** Records for processing follows **

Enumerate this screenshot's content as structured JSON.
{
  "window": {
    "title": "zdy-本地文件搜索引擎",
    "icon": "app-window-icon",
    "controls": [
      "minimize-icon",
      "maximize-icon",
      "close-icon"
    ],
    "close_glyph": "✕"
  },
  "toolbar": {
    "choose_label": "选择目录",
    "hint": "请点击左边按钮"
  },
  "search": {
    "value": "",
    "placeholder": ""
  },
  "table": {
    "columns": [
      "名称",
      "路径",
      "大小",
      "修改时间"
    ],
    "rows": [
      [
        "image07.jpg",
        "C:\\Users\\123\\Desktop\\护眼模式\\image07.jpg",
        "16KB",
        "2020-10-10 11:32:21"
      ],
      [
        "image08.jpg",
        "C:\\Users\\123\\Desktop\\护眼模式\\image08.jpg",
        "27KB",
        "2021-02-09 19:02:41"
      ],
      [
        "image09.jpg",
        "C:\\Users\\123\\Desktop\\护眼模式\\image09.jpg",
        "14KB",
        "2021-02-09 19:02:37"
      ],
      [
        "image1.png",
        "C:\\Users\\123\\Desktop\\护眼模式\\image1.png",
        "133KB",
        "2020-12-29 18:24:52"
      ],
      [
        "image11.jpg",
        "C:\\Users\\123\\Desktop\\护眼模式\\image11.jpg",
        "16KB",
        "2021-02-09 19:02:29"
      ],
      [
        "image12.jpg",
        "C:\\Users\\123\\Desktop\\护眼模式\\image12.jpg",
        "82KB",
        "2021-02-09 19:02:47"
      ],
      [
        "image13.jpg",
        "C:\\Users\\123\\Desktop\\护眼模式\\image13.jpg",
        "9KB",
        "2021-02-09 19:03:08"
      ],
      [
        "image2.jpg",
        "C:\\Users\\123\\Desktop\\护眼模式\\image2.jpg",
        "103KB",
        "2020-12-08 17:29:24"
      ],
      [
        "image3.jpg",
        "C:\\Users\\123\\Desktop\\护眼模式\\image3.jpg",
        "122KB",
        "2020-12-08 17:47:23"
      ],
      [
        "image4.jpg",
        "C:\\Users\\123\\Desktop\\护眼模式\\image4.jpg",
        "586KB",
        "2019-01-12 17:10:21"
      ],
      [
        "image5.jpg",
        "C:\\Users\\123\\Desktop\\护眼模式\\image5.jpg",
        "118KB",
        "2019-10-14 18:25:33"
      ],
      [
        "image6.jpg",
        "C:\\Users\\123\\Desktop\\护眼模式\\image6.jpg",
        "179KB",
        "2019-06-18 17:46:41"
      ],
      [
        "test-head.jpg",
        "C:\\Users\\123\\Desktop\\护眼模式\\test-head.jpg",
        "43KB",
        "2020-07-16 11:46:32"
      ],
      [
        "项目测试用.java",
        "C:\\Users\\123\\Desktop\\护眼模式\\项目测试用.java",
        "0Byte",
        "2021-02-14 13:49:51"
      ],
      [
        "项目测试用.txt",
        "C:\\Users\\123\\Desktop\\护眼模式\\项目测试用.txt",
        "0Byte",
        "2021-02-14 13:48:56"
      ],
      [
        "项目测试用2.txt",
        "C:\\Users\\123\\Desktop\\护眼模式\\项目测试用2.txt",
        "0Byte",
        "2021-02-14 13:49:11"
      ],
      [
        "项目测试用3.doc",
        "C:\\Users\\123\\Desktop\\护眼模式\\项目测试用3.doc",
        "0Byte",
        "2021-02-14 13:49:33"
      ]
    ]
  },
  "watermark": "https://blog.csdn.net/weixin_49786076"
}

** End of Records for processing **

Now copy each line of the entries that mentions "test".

*Result*
        "test-head.jpg",
        "C:\\Users\\123\\Desktop\\护眼模式\\test-head.jpg",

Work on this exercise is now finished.